Data excerpts:
=====

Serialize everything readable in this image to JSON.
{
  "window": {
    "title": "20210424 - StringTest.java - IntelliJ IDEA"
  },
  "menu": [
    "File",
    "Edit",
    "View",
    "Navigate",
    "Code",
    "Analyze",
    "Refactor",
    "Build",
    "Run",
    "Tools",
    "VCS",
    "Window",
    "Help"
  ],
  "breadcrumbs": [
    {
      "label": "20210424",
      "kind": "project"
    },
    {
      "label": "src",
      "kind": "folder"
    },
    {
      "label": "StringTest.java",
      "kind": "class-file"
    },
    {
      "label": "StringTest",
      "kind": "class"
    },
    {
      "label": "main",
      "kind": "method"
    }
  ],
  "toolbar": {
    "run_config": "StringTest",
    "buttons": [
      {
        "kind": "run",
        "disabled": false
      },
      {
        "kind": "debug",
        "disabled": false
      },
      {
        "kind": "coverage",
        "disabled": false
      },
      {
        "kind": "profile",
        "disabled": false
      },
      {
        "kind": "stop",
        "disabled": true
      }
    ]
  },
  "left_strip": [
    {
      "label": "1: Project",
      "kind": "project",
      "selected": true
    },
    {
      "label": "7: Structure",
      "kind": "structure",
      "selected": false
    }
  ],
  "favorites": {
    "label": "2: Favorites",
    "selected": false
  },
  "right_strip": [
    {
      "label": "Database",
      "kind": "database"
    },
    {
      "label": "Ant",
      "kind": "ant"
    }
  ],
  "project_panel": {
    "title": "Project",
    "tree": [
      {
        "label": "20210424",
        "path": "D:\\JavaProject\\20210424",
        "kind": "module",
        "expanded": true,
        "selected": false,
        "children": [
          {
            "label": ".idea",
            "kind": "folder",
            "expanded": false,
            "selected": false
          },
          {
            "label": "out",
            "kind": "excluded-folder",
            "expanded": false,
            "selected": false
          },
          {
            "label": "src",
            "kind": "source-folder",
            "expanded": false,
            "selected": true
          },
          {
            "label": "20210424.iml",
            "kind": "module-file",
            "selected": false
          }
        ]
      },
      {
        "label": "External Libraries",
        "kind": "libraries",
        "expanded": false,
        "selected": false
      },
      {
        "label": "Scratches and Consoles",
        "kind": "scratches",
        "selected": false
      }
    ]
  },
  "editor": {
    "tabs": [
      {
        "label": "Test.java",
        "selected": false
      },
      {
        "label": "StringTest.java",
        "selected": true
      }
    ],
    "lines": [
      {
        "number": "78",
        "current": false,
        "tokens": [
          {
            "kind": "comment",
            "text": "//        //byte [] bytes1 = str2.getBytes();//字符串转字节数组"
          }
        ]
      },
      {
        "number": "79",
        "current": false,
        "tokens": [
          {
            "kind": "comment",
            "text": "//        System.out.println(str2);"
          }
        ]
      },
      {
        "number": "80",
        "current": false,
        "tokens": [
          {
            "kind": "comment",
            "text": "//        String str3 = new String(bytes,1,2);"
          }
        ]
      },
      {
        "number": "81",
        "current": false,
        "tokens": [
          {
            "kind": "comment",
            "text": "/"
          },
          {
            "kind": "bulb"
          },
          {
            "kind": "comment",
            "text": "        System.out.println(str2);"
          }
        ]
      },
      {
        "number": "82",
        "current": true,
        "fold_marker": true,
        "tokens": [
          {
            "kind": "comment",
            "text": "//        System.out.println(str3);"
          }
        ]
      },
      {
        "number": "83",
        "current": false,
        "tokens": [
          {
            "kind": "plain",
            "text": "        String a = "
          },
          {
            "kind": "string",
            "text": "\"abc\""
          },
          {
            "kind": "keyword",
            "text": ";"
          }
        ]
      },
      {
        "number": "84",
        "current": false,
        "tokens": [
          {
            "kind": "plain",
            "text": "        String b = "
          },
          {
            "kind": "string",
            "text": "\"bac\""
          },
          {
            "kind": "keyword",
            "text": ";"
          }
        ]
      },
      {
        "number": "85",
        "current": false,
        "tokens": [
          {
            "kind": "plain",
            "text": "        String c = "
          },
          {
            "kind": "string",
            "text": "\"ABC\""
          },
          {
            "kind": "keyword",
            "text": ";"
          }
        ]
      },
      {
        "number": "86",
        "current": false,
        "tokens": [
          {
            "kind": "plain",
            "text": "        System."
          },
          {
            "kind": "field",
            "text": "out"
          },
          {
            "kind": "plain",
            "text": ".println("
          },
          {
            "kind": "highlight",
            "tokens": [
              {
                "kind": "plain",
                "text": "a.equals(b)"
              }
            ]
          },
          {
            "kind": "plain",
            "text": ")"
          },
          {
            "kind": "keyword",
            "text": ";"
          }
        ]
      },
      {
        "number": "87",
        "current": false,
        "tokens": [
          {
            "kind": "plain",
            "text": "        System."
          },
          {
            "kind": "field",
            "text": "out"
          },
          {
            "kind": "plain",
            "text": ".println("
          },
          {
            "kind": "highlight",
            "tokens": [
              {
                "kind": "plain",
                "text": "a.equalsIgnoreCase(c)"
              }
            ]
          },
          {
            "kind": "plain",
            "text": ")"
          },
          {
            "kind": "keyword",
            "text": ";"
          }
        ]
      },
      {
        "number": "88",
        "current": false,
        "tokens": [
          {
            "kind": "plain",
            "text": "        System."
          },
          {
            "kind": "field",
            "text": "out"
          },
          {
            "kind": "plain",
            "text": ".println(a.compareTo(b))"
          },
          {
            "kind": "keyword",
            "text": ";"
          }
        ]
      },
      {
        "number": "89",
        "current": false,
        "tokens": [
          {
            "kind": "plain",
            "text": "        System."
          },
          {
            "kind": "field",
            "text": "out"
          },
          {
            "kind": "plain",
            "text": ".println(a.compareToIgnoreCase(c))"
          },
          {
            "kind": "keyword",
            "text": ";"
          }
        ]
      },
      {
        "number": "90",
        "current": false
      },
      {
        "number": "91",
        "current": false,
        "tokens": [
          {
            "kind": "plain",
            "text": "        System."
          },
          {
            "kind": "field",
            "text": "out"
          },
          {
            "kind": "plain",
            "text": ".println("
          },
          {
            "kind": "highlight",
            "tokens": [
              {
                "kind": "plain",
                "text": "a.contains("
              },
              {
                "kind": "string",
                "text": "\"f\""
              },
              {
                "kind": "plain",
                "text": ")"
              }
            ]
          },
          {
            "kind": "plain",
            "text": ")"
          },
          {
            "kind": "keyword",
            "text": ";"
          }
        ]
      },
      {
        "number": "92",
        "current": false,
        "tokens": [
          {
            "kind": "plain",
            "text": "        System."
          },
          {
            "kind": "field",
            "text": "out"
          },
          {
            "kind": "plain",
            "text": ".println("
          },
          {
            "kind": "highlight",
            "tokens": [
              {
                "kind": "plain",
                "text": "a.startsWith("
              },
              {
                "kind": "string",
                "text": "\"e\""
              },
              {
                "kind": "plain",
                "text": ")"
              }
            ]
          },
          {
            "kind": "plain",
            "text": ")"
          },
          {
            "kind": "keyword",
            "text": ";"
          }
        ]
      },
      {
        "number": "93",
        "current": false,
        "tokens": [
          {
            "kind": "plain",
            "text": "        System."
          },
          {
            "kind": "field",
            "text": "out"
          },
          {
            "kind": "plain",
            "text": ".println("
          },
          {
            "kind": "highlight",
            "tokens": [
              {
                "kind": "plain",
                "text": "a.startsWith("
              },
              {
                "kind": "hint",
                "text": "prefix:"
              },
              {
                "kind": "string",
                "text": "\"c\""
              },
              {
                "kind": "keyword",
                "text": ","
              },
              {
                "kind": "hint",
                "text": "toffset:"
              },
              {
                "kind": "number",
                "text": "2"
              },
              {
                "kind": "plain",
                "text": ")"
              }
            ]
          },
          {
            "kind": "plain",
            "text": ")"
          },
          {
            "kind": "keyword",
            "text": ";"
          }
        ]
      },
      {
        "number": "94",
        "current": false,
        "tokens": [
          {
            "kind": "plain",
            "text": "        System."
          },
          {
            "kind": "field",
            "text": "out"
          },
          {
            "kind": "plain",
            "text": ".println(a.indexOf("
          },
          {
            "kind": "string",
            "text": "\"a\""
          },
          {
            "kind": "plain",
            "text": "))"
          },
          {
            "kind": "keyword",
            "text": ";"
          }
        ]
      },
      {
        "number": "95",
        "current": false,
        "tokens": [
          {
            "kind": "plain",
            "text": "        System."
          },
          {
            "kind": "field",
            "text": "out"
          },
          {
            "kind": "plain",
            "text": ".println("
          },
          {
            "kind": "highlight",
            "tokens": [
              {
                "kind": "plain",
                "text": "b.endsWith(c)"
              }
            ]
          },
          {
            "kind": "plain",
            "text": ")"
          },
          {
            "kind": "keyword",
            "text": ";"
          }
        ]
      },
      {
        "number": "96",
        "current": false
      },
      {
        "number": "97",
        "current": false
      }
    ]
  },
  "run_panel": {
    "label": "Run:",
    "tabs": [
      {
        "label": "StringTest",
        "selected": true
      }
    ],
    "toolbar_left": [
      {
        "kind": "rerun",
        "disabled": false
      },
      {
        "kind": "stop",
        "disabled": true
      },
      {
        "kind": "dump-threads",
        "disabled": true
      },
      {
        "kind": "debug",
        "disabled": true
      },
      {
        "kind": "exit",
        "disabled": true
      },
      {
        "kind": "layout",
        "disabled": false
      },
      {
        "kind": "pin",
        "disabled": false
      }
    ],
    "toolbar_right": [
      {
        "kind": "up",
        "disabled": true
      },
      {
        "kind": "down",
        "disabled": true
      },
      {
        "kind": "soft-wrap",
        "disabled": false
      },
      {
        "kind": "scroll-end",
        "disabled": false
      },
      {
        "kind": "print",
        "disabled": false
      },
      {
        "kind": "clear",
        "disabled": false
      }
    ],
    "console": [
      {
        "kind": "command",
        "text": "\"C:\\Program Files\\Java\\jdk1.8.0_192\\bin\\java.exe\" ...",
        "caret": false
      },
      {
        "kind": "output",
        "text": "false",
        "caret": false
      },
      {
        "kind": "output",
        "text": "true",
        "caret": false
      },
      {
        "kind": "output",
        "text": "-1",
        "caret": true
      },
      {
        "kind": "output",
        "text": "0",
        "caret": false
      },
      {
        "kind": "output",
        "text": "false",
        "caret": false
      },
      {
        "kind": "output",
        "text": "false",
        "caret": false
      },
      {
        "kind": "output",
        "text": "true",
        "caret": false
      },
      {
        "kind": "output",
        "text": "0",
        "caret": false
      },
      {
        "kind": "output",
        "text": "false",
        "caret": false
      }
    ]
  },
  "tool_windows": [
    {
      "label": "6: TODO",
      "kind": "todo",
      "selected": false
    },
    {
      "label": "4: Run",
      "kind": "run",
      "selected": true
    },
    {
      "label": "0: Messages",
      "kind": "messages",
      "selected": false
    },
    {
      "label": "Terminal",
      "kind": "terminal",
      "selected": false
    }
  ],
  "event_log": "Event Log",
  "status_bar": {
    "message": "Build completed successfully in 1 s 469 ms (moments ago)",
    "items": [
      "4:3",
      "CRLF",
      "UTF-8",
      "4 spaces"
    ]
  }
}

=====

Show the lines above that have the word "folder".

• [EXPECTED ANSWER]
      "kind": "folder"
            "kind": "folder",
            "kind": "excluded-folder",
            "kind": "source-folder",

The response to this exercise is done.